→ Input for this task
╭──

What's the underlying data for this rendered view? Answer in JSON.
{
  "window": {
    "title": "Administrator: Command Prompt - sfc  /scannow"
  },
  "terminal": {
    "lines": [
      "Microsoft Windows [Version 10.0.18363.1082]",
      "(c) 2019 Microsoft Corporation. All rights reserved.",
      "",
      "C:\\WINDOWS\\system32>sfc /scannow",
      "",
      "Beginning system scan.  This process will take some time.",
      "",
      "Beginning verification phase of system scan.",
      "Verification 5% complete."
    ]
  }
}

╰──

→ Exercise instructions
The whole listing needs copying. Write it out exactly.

→ Output for this task
What's the underlying data for this rendered view? Answer in JSON.
{
  "window": {
    "title": "Administrator: Command Prompt - sfc  /scannow"
  },
  "terminal": {
    "lines": [
      "Microsoft Windows [Version 10.0.18363.1082]",
      "(c) 2019 Microsoft Corporation. All rights reserved.",
      "",
      "C:\\WINDOWS\\system32>sfc /scannow",
      "",
      "Beginning system scan.  This process will take some time.",
      "",
      "Beginning verification phase of system scan.",
      "Verification 5% complete."
    ]
  }
}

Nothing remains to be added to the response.